Who We Are

We are people passionate about preventing child prostitution: our goal is that no child ever be exposed to a life of exploitation. The SOLD Project Scholarship Fund was founded in May 2008 when we learned that many children drop out of school due to poverty and end up in situations of exploitation. We began offering educational scholarships to children at risk of exploitation: partnering up a student with a sponsor [you!].

A year later our scholarship program grew into the more holistic, The FREEDOM Project. The FREEDOM Project is made up of 1) Scholarships 2) Mentorship for every child that is sponsored 3) A resource center for the community and 4) Human Trafficking Awareness Programs at the school starting in every 6-grade classroom to teach the children about the realities of human trafficking and prostitution.

The Sold Project’s Mission is to prevent child prostitution through culturally relevant programs for vulnerable children and to share their stories to empower creative, compassionate people to act.

Rachel and I have connected as women who are passionate, women who are creative, women who love the way of Jesus, women who have a desire to see justice and love given to all. Our friendship has grown as we’ve listened, cried, celebrated and experienced life. Take some time to read their story, check out their work and pray for those at risk and those who are now trapped in the horrific underground world of sex slavery.

Also, take some time to pray for Rachel and her work.
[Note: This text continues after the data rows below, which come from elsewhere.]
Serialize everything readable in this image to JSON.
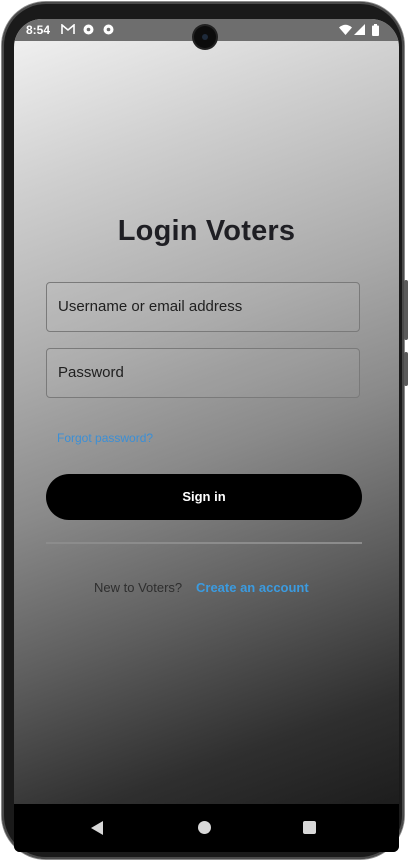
{
  "status_bar": {
    "time": "8:54",
    "left_icons": [
      "gmail-icon",
      "soccer-ball-icon",
      "soccer-ball-icon"
    ],
    "right_icons": [
      "wifi-icon",
      "cell-signal-icon",
      "battery-icon"
    ]
  },
  "login": {
    "title": "Login Voters",
    "username_placeholder": "Username or email address",
    "password_placeholder": "Password",
    "forgot_label": "Forgot password?",
    "signin_label": "Sign in",
    "new_prompt": "New to Voters?",
    "create_label": "Create an account"
  },
  "nav_bar": {
    "buttons": [
      "back",
      "home",
      "recents"
    ]
  },
  "colors": {
    "link": "#3b8fd6",
    "button_bg": "#000000",
    "button_text": "#ffffff",
    "title": "#1f1f24"
  }
}
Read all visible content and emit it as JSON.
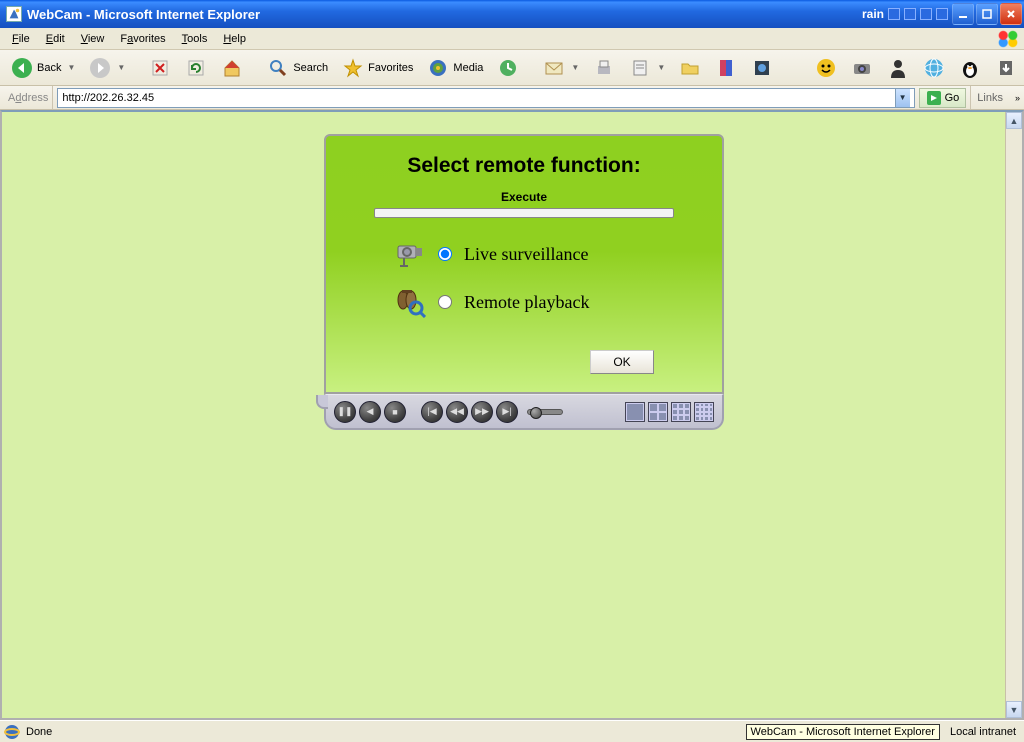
{
  "window": {
    "title": "WebCam - Microsoft Internet Explorer",
    "tray_label": "rain"
  },
  "menus": {
    "file": "File",
    "edit": "Edit",
    "view": "View",
    "favorites": "Favorites",
    "tools": "Tools",
    "help": "Help"
  },
  "toolbar": {
    "back": "Back",
    "search": "Search",
    "favorites": "Favorites",
    "media": "Media"
  },
  "address": {
    "label": "Address",
    "url": "http://202.26.32.45",
    "go": "Go",
    "links": "Links"
  },
  "panel": {
    "title": "Select remote function:",
    "execute": "Execute",
    "option_live": "Live surveillance",
    "option_playback": "Remote playback",
    "ok": "OK",
    "selected": "live"
  },
  "status": {
    "text": "Done",
    "tooltip": "WebCam - Microsoft Internet Explorer",
    "zone": "Local intranet"
  }
}
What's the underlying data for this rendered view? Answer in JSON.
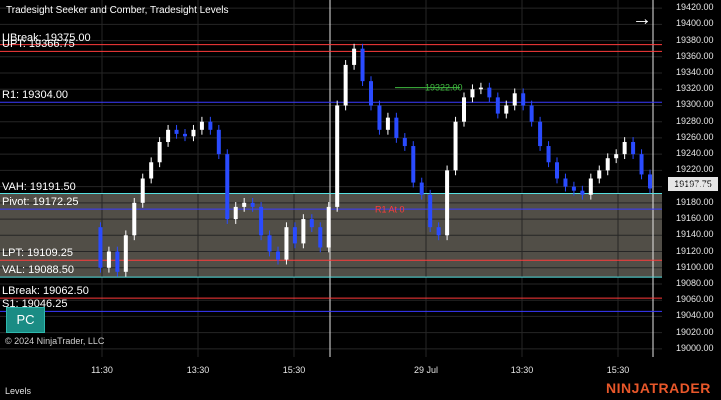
{
  "title": "Tradesight Seeker and Comber, Tradesight Levels",
  "copyright": "© 2024 NinjaTrader, LLC",
  "panel_label": "Levels",
  "brand": "NINJATRADER",
  "pc_button": "PC",
  "arrow_icon": "arrow-right-icon",
  "current_price": "19197.75",
  "levels": [
    {
      "label": "UBreak: 19375.00",
      "price": 19375.0,
      "color": "#ff3b3b"
    },
    {
      "label": "UPT: 19366.75",
      "price": 19366.75,
      "color": "#ff3b3b"
    },
    {
      "label": "R1: 19304.00",
      "price": 19304.0,
      "color": "#3a3aff"
    },
    {
      "label": "VAH: 19191.50",
      "price": 19191.5,
      "color": "#55e0e0"
    },
    {
      "label": "Pivot: 19172.25",
      "price": 19172.25,
      "color": "#3a3aff"
    },
    {
      "label": "LPT: 19109.25",
      "price": 19109.25,
      "color": "#ff3b3b"
    },
    {
      "label": "VAL: 19088.50",
      "price": 19088.5,
      "color": "#55e0e0"
    },
    {
      "label": "LBreak: 19062.50",
      "price": 19062.5,
      "color": "#ff3b3b"
    },
    {
      "label": "S1: 19046.25",
      "price": 19046.25,
      "color": "#3a3aff"
    }
  ],
  "annotations": [
    {
      "text": "19322.00",
      "color": "#3fb93f"
    },
    {
      "text": "R1 At 0",
      "color": "#ff3b3b"
    }
  ],
  "chart_data": {
    "type": "candlestick",
    "y_ticks": [
      19420,
      19400,
      19380,
      19360,
      19340,
      19320,
      19300,
      19280,
      19260,
      19240,
      19220,
      19200,
      19180,
      19160,
      19140,
      19120,
      19100,
      19080,
      19060,
      19040,
      19020,
      19000
    ],
    "x_ticks": [
      "11:30",
      "13:30",
      "15:30",
      "29 Jul",
      "13:30",
      "15:30"
    ],
    "ylim": [
      18990,
      19430
    ],
    "value_area": {
      "high": 19191.5,
      "low": 19088.5
    },
    "series": [
      {
        "name": "price",
        "values": [
          19150,
          19100,
          19120,
          19095,
          19140,
          19180,
          19210,
          19230,
          19255,
          19270,
          19265,
          19262,
          19270,
          19280,
          19270,
          19240,
          19160,
          19175,
          19180,
          19175,
          19140,
          19120,
          19110,
          19150,
          19130,
          19160,
          19150,
          19125,
          19175,
          19300,
          19350,
          19370,
          19330,
          19300,
          19270,
          19285,
          19260,
          19250,
          19205,
          19190,
          19150,
          19140,
          19220,
          19280,
          19310,
          19320,
          19322,
          19310,
          19290,
          19300,
          19315,
          19300,
          19280,
          19250,
          19230,
          19210,
          19200,
          19195,
          19190,
          19210,
          19220,
          19235,
          19240,
          19255,
          19240,
          19215,
          19197.75
        ]
      }
    ]
  }
}
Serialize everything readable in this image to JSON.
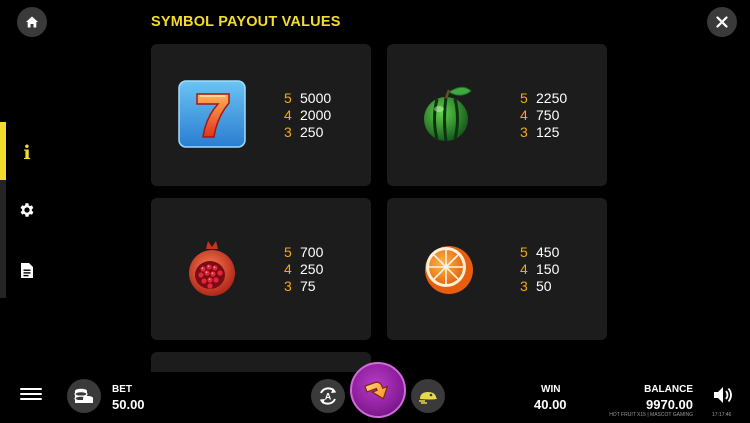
{
  "header": {
    "title": "SYMBOL PAYOUT VALUES"
  },
  "colors": {
    "accent": "#f2dd2d",
    "count": "#f2a81d",
    "panel": "#1c1c1c",
    "spin": "#8a1e9a"
  },
  "nav": {
    "info_label": "i",
    "info_icon": "info-icon",
    "settings_icon": "gear-icon",
    "rules_icon": "document-icon"
  },
  "symbols": [
    {
      "icon": "seven-icon",
      "pays": [
        {
          "count": "5",
          "value": "5000"
        },
        {
          "count": "4",
          "value": "2000"
        },
        {
          "count": "3",
          "value": "250"
        }
      ]
    },
    {
      "icon": "watermelon-icon",
      "pays": [
        {
          "count": "5",
          "value": "2250"
        },
        {
          "count": "4",
          "value": "750"
        },
        {
          "count": "3",
          "value": "125"
        }
      ]
    },
    {
      "icon": "pomegranate-icon",
      "pays": [
        {
          "count": "5",
          "value": "700"
        },
        {
          "count": "4",
          "value": "250"
        },
        {
          "count": "3",
          "value": "75"
        }
      ]
    },
    {
      "icon": "orange-icon",
      "pays": [
        {
          "count": "5",
          "value": "450"
        },
        {
          "count": "4",
          "value": "150"
        },
        {
          "count": "3",
          "value": "50"
        }
      ]
    }
  ],
  "footer": {
    "bet_label": "BET",
    "bet_value": "50.00",
    "win_label": "WIN",
    "win_value": "40.00",
    "balance_label": "BALANCE",
    "balance_value": "9970.00",
    "game_credit": "HOT FRUIT X15 | MASCOT GAMING",
    "clock": "17:17:46"
  }
}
You can follow her on Twitter at @raegoble Or Take a moment right now to leave a comment of encouragement or prayers for their work! Let’s share some heart space with Rachel and the life changing work of The Sold Project!
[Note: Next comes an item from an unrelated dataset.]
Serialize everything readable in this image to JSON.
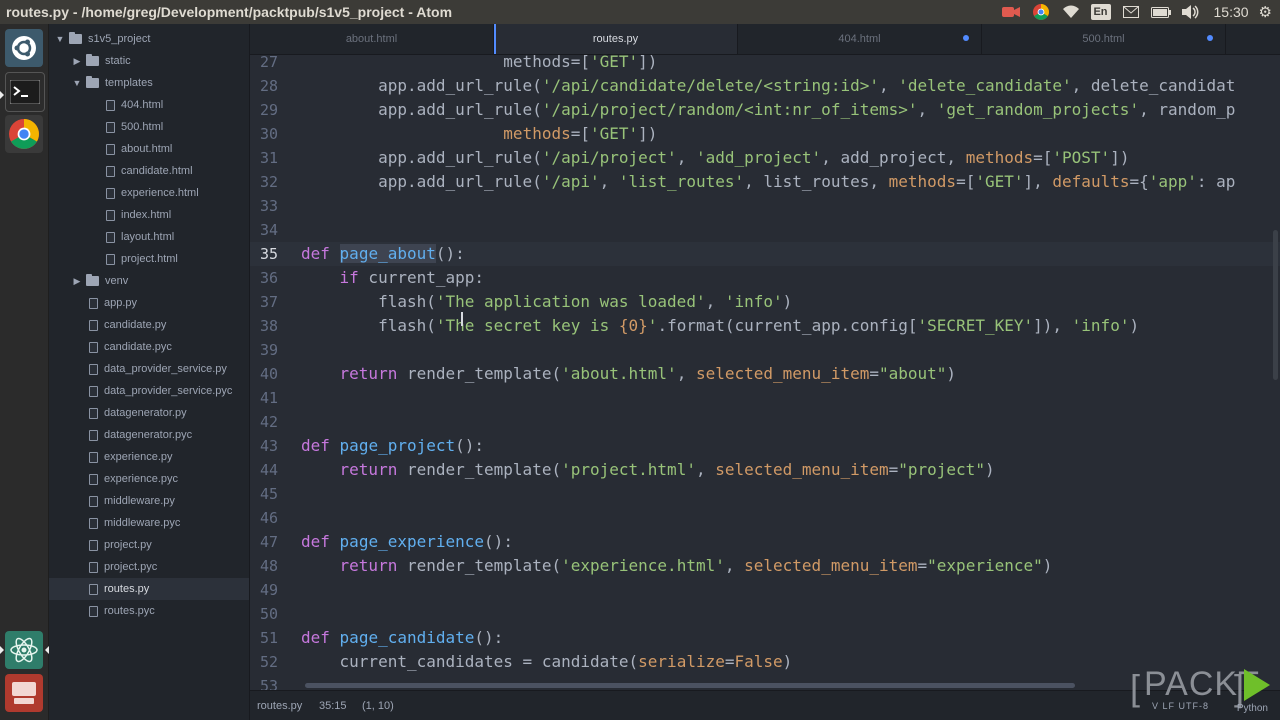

Coffee and loving people

fair-trade-certifiedI care about people. I actually really really love them, all of them. This can, at times, get me into trouble, or at least make life a tad inconvenient. Today I have been doing some research on buying fair trade products for an event I’ll be helping with later next month. When fair trade became a word more commonly known, I thought it was a left wing, hippy conspiracy that was just tricking people to spend more for the products they love. I didn’t understand what the driving was behind fair trade. I wasn’t informed and at the time, social justice was not something evangelicals cared about. Social justice was for those who didn’t care about the gospel and only wanted to do good and make life comfortable in the here and now. My assumption was that those who cared about social justice did not care about eternity and did not care about gospel. Boy, was I wrong!

Several years ago I was part of a team of people who were writing curriculum on a Kingdom response to Social Justice issues. I was given a module focusing on the idea of a Kingdom and our buying practices. At first I thought to myself, “why was I asked to help with this? I don’t know anything about why it matters what we buy?” I began my research and the more I studied, the more I understood why this topic ended up with me. My buying practices matter, because I love people. My buying practices matter, because of the gospel.

Working on this particular writing project was a part of my conversion. I grew belief in a new area. I understood a deeper reality of the gospel. The gospel, the whole gospel cares about whole people. The gospel sets people free, in eternity now and in eternity to come.  The gospel binds up the broken hearted. The gospel makes beauty from ashes. The gospel does not wish one well and walk away.  The gospel saves. The gospel loves. Buying fair trade matters because of the gospel. Caring about the fair treatment of people matters because of the gospel. Choosing to steward my money, matters, beyond frugality, because of the gospel.

So, today, as I was researching chocolate, coffee, tea and wine I was finding myself growing impatient with the process and wondered if I could justify spending more for products that I could easily buy for much less. Then, I was reminded of the gospel. I was reminded that as one who stewards that which I’ve been given, by a King who loves people, I can not only justify the extra, but it is just for me to do so.

Sometimes, loving people is costly in unexpected ways.

How have you experienced love at the cost of someone else?

Check out Trade As One and Westrock Coffee for great finds on fair trade products.